===== INFORMATION SHOWN

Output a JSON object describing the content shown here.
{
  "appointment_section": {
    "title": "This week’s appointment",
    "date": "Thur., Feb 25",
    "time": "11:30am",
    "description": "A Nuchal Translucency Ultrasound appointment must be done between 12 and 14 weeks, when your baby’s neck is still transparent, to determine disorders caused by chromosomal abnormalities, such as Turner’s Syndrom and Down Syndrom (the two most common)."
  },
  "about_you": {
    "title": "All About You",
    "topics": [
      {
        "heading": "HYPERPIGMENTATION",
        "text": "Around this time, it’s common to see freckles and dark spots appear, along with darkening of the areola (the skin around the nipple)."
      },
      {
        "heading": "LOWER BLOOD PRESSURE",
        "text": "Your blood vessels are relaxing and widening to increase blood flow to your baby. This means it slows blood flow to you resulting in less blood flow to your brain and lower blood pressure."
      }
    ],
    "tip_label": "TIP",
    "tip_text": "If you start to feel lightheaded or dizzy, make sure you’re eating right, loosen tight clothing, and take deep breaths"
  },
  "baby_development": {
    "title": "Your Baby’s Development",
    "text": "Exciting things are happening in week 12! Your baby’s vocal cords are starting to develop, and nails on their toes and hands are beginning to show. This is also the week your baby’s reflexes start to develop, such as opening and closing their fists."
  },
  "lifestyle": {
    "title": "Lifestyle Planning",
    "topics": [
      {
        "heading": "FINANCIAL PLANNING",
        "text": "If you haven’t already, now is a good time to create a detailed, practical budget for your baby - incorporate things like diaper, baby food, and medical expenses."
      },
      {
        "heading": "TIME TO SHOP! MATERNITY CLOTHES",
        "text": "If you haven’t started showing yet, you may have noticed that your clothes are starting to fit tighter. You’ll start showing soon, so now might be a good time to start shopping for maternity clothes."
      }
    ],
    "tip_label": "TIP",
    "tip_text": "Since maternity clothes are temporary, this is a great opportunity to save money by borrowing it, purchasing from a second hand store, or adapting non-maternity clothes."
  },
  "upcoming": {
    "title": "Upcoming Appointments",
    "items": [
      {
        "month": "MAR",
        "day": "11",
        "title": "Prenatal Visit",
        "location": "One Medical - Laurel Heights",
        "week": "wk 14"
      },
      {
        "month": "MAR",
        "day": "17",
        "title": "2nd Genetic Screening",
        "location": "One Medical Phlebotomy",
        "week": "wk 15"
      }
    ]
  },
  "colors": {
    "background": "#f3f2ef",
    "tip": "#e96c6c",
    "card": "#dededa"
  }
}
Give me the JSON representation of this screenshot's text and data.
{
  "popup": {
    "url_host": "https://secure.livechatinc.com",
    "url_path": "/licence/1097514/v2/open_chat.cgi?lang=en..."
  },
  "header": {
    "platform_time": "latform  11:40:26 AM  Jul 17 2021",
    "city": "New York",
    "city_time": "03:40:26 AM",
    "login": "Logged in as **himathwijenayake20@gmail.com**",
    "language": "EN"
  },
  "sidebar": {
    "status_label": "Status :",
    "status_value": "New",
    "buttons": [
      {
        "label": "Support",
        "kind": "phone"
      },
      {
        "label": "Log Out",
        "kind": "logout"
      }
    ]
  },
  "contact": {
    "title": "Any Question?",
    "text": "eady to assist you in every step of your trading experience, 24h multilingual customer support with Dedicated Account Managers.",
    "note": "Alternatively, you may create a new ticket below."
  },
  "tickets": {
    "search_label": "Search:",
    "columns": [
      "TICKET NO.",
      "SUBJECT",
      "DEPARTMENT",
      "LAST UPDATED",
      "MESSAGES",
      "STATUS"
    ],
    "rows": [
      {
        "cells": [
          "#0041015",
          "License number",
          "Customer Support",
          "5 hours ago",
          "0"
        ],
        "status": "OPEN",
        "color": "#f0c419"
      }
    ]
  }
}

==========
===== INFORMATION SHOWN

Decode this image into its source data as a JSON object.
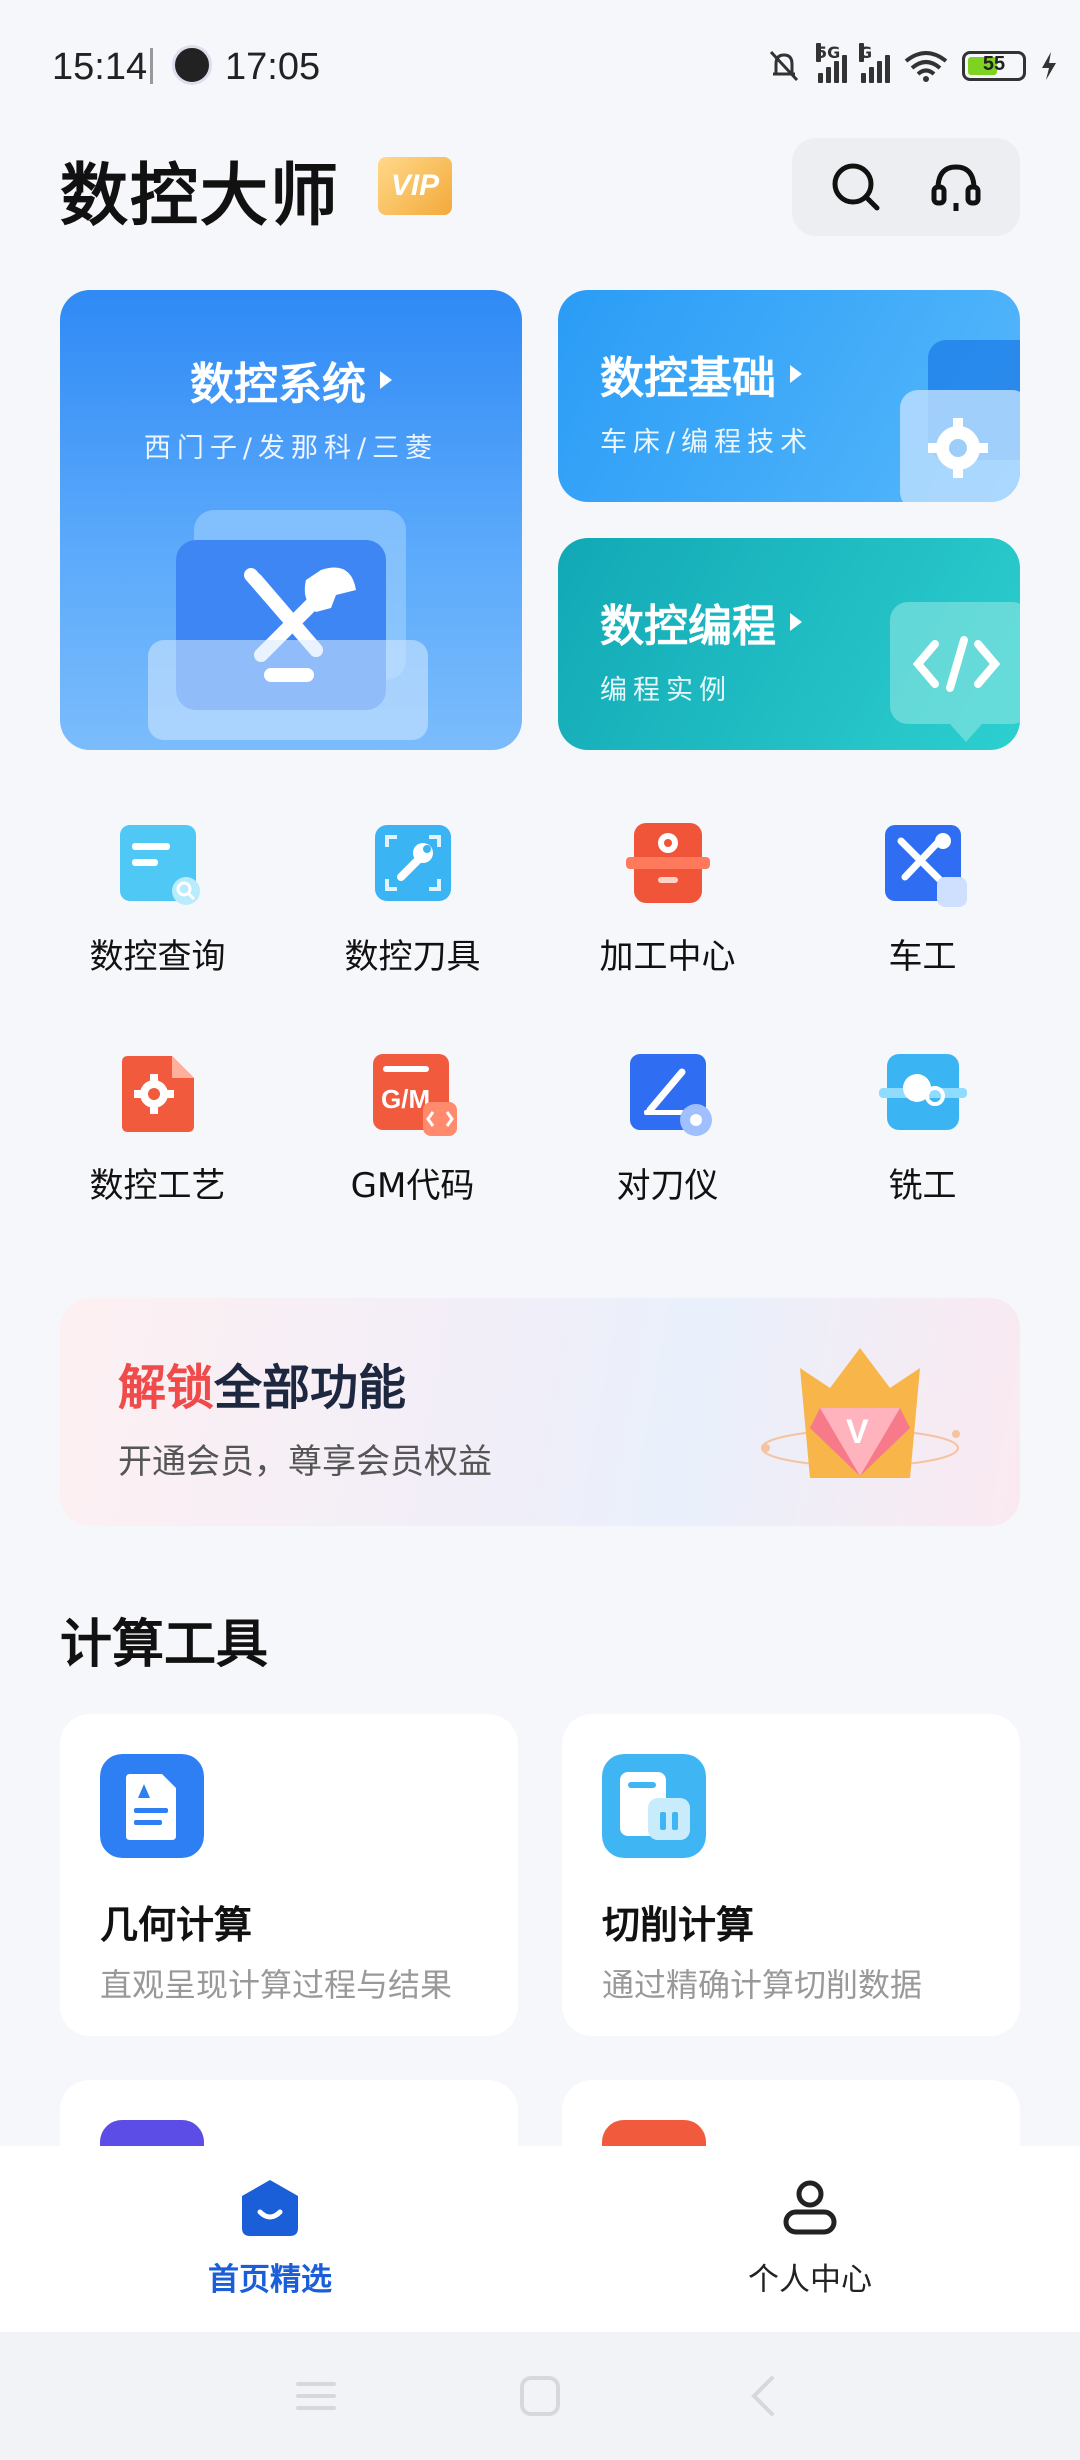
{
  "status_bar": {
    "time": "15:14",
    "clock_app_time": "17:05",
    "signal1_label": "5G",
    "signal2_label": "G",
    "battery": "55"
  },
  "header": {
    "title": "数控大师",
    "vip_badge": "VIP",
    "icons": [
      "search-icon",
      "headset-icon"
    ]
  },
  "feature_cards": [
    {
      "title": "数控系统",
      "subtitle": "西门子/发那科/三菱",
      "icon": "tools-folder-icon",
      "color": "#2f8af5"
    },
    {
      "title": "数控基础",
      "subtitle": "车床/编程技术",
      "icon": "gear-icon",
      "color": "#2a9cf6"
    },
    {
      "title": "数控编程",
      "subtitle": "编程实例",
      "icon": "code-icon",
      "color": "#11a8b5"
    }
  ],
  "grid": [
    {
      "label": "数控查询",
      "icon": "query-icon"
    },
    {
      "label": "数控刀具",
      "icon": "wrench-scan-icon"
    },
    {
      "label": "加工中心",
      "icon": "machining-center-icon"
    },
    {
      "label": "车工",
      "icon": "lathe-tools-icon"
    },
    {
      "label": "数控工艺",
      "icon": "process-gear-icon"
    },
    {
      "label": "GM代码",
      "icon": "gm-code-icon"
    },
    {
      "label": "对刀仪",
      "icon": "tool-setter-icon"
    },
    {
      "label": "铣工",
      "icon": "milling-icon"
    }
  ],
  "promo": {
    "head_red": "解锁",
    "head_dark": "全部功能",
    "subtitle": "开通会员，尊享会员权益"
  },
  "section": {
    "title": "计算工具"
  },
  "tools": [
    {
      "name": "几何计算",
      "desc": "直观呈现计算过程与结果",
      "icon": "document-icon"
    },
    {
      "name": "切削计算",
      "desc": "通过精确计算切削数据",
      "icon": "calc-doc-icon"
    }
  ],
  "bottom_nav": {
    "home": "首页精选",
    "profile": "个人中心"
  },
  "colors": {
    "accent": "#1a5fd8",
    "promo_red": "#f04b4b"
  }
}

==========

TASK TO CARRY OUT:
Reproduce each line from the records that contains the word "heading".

ANSWER BOX:
        "heading": "HYPERPIGMENTATION",
        "heading": "LOWER BLOOD PRESSURE",
        "heading": "FINANCIAL PLANNING",
        "heading": "TIME TO SHOP! MATERNITY CLOTHES",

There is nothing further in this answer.